In actual betting, this has not GOT to be so. One or more of our factors can fail and we can still get a winner. We can allow for errors and failures. Successful betting, then, is:

  • Dealing in groups
  • Synchronising various sound factors
  • Allowance for failure, and more allowance for failure.

We can take trebles, for example. If we pick 2 horses in each leg, that means a total combination of 2 x 2 x 2 equalling 8 combinations.

Let's say we bet the first 2 favourites in each leg but we only expect the TOP favourite to win two of the legs and a 2nd fav to win only 2 legs. That means we eliminate some of the combinations.

In all, the linkups would be (1 equalling the fav, 2 the second fav):

1st LEG 2nd LEG 3rd LEG
1 1 1
11 2
1 2 1
1 2 2
2 1 1
2 1 2
2 2 1
2 2 2
We are going to bet that there will only be 2 favs in any one treble, and only two 2nd favs in any treble. So we can eliminate the 1-11 combination and the 2-2-2 combination.

Instead of betting 8 combinations, we bet only 6. That means we can ADD to the amount we place on the bettable  combinations to boost our profits.

Let's take another example and assume that we expect a second favourite to figure only once in any treble. That means we would bet only the following combinations:


Now we are betting only three combinations. If we can get 2 winning favs up and a 2nd fav wins the other leg, whichever one that happens to be, then we have landed the treble for just a 3 unit outlay.

This is the beauty of making the stats work for you. In next month's article I intend to take this 'converging factors' idea a stage further.

I have stressed that if we make statements to the effect that something must happen because something else has, they need to be statements made in certain definite conditions.

We can be as 'certain' as we like, provided the appropriate conditions obtain.

Example: If there are a lot of socks in a drawer and they are of two different colours, black and white, and you are looking for a matched pair in total darkness, you need take out only three socks to know you have a pair of the same colour. You MIGHT take three of the same colour out in three attempts but you MUST take two of the same colour.

Given the conditions, then:

  1. A mixture of black and white socks
  2. The taking out of three socks at random, and a pair of similar socks must ensue!

The fact that you take three out will guarantee a matched pair. If you took only two out, you might very well succeed in getting a pair to match but there is NO guarantee.

Suppose you had socks in three different drawers and in each drawer there was 75 per cent white socks and 25 per cent black socks. If you took two socks from each drawer - six socks in all - you could get three of each, you might even get more black than white, but it is very unlikely.

You are more likely to get at least two pairs of white socks, if not more, from the six socks taken at random. You might take a black pair from one drawer but it is most unlikely that you would do so from two drawers and highly unlikely that you would take a black pair from all three drawers. That is obvious common sense.

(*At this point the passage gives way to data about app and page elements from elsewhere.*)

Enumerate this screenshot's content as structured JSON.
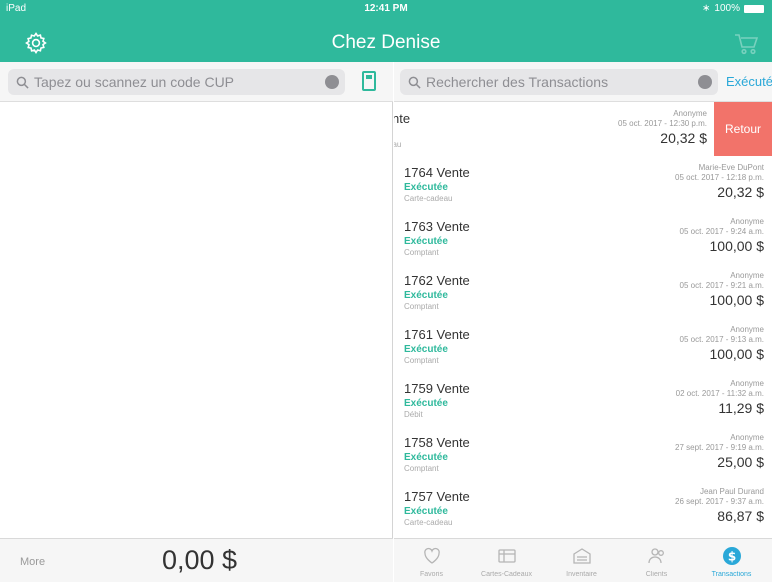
{
  "status_bar": {
    "device": "iPad",
    "time": "12:41 PM",
    "battery": "100%"
  },
  "header": {
    "title": "Chez Denise",
    "settings_icon": "gear-icon",
    "cart_icon": "cart-icon"
  },
  "left_pane": {
    "search": {
      "placeholder": "Tapez ou scannez un code CUP"
    },
    "footer": {
      "more_label": "More",
      "total": "0,00 $"
    }
  },
  "right_pane": {
    "search": {
      "placeholder": "Rechercher des Transactions"
    },
    "filter_label": "Exécutée",
    "swiped_row": {
      "num": "nte",
      "status": "",
      "method": "eau",
      "customer": "Anonyme",
      "date": "05 oct. 2017 - 12:30 p.m.",
      "amount": "20,32 $",
      "action": "Retour"
    },
    "transactions": [
      {
        "num": "1764 Vente",
        "status": "Exécutée",
        "method": "Carte-cadeau",
        "customer": "Marie-Eve DuPont",
        "date": "05 oct. 2017 - 12:18 p.m.",
        "amount": "20,32 $"
      },
      {
        "num": "1763 Vente",
        "status": "Exécutée",
        "method": "Comptant",
        "customer": "Anonyme",
        "date": "05 oct. 2017 - 9:24 a.m.",
        "amount": "100,00 $"
      },
      {
        "num": "1762 Vente",
        "status": "Exécutée",
        "method": "Comptant",
        "customer": "Anonyme",
        "date": "05 oct. 2017 - 9:21 a.m.",
        "amount": "100,00 $"
      },
      {
        "num": "1761 Vente",
        "status": "Exécutée",
        "method": "Comptant",
        "customer": "Anonyme",
        "date": "05 oct. 2017 - 9:13 a.m.",
        "amount": "100,00 $"
      },
      {
        "num": "1759 Vente",
        "status": "Exécutée",
        "method": "Débit",
        "customer": "Anonyme",
        "date": "02 oct. 2017 - 11:32 a.m.",
        "amount": "11,29 $"
      },
      {
        "num": "1758 Vente",
        "status": "Exécutée",
        "method": "Comptant",
        "customer": "Anonyme",
        "date": "27 sept. 2017 - 9:19 a.m.",
        "amount": "25,00 $"
      },
      {
        "num": "1757 Vente",
        "status": "Exécutée",
        "method": "Carte-cadeau",
        "customer": "Jean Paul Durand",
        "date": "26 sept. 2017 - 9:37 a.m.",
        "amount": "86,87 $"
      }
    ]
  },
  "tabbar": {
    "tabs": [
      {
        "label": "Favoris",
        "icon": "heart-icon"
      },
      {
        "label": "Cartes-Cadeaux",
        "icon": "gift-card-icon"
      },
      {
        "label": "Inventaire",
        "icon": "inventory-icon"
      },
      {
        "label": "Clients",
        "icon": "clients-icon"
      },
      {
        "label": "Transactions",
        "icon": "dollar-icon",
        "active": true
      }
    ]
  },
  "colors": {
    "accent": "#2fb99c",
    "link": "#2aa8d8",
    "danger": "#f2736a"
  }
}
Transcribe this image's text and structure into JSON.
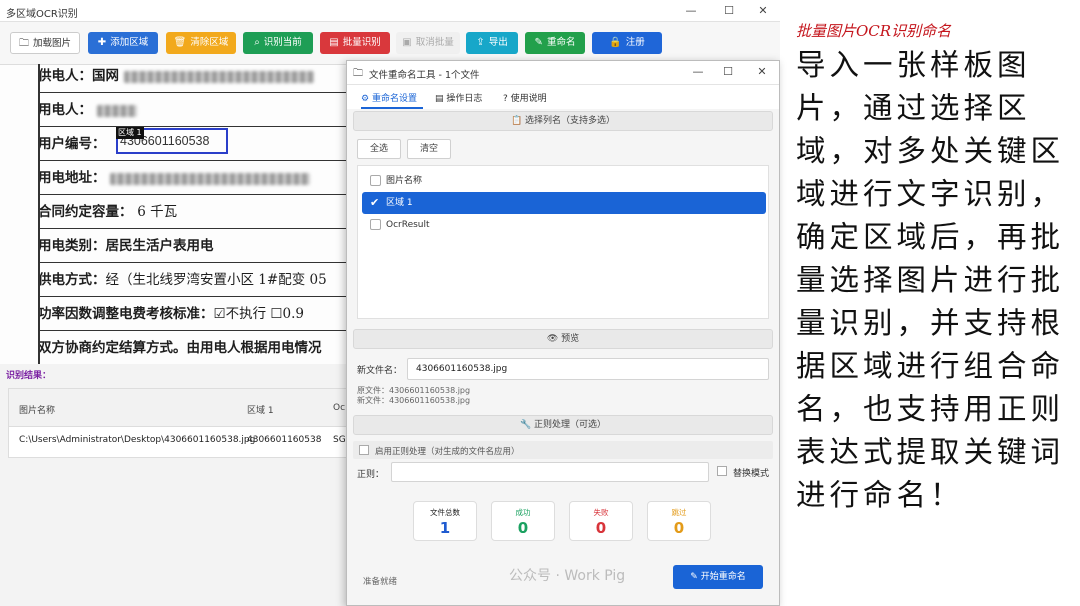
{
  "main_window": {
    "title": "多区域OCR识别",
    "controls": {
      "minimize": "—",
      "maximize": "☐",
      "close": "✕"
    }
  },
  "toolbar": {
    "load_image": "加载图片",
    "add_region": "添加区域",
    "clear_regions": "清除区域",
    "recognize_current": "识别当前",
    "batch_recognize": "批量识别",
    "cancel_batch": "取消批量",
    "export": "导出",
    "rename": "重命名",
    "register": "注册",
    "colors": {
      "blue": "#2a6fd6",
      "yellow": "#f2a91c",
      "green": "#1e9e55",
      "red": "#d9383c",
      "cyan": "#17a7c9",
      "darkgreen": "#22a04b",
      "navy": "#1f66d8"
    }
  },
  "document": {
    "rows": [
      {
        "label": "供电人：",
        "value": "国网"
      },
      {
        "label": "用电人：",
        "value": ""
      },
      {
        "label": "用户编号：",
        "value": ""
      },
      {
        "label": "用电地址：",
        "value": ""
      },
      {
        "label": "合同约定容量：",
        "value": "6 千瓦"
      },
      {
        "label": "用电类别：",
        "value": "居民生活户表用电"
      },
      {
        "label": "供电方式：",
        "value": "经（生北线罗湾安置小区 1#配变 05"
      },
      {
        "label": "功率因数调整电费考核标准：",
        "value": "☑不执行 ☐0.9"
      },
      {
        "label": "双方协商约定结算方式。由用电人根据用电情况",
        "value": ""
      }
    ],
    "region": {
      "tag": "区域 1",
      "text": "4306601160538"
    }
  },
  "results": {
    "label": "识别结果：",
    "columns": [
      "图片名称",
      "区域 1",
      "Oc"
    ],
    "rows": [
      [
        "C:\\Users\\Administrator\\Desktop\\4306601160538.jpg",
        "4306601160538",
        "SG"
      ]
    ]
  },
  "dialog": {
    "title": "文件重命名工具 - 1个文件",
    "tabs": [
      "重命名设置",
      "操作日志",
      "使用说明"
    ],
    "select_columns": "选择列名（支持多选）",
    "select_all": "全选",
    "clear": "清空",
    "columns": [
      "图片名称",
      "区域 1",
      "OcrResult"
    ],
    "selected_index": 1,
    "preview_header": "预览",
    "new_name_label": "新文件名：",
    "new_name_value": "4306601160538.jpg",
    "orig_file": "原文件：4306601160538.jpg",
    "new_file": "新文件：4306601160538.jpg",
    "regex_header": "正则处理（可选）",
    "enable_regex": "启用正则处理（对生成的文件名应用）",
    "regex_label": "正则：",
    "replace_mode": "替换模式",
    "stats": [
      {
        "label": "文件总数",
        "value": "1",
        "color": "#1f5bd0"
      },
      {
        "label": "成功",
        "value": "0",
        "color": "#1aa160"
      },
      {
        "label": "失败",
        "value": "0",
        "color": "#d8343a"
      },
      {
        "label": "跳过",
        "value": "0",
        "color": "#e39b19"
      }
    ],
    "status": "准备就绪",
    "rename_button": "开始重命名",
    "watermark": "公众号 · Work Pig"
  },
  "side_note": {
    "title": "批量图片OCR识别命名",
    "text": "导入一张样板图片，通过选择区域，对多处关键区域进行文字识别，确定区域后，再批量选择图片进行批量识别，并支持根据区域进行组合命名，也支持用正则表达式提取关键词进行命名！"
  }
}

The chances of getting at least one pair of white socks from the three drawers are excellent. There are MORE white socks available. The majority of the white socks is an undeniable and existent factor. And we cannot ignore factors with such credentials.

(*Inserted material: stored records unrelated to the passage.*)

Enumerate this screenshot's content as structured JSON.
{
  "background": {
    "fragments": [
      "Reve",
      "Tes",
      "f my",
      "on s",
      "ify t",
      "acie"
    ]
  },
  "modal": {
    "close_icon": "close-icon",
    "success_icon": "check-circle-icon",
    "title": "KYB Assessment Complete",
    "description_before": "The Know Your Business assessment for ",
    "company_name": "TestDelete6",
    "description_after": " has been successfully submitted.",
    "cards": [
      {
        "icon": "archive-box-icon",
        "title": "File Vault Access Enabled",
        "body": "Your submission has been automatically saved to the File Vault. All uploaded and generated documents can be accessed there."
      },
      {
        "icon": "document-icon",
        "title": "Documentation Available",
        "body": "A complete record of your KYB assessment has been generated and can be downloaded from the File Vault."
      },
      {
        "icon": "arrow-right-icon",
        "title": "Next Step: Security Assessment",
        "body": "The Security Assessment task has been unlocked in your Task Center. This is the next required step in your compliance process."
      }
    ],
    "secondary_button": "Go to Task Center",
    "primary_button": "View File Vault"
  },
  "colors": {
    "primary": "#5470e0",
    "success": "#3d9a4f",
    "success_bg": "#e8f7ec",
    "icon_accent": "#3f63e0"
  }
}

If there were three horses running in the first race and three horses running in the second, then the two races, or the double, must be won by one of these combinations:

1-1, 1-2, 1-3, 2-1, 2-2, 2-3, 3-1, 3-2 or 3-3.

But we can eliminate a lot of unwanted bets by making certain rational assumptions. The assumptions would be based on normally sound factors. Suppose the favourite will win ONE of the two races, then we would not need the combinations of 2-2, 2-3, 3-2 or 3-3 and we would be left with 1-2, 1-3, 1-1, 2-1 and 3-1.

It is obvious that you can save a lot of 'useless' staking cash by applying such an approach. But the approach, of course, has to be based on sound principles. The bets you cut out have to be correctly 'denounced', so to speak.

This feature is based on a series of booklets by 'Promath', published in Britain in the 1950s. A second article will be published in next month's December issue of E.R. PPM.

Click here to read Part 2.
Click here to read Part 3.
Click here to read Part 4.

By Denton Jardine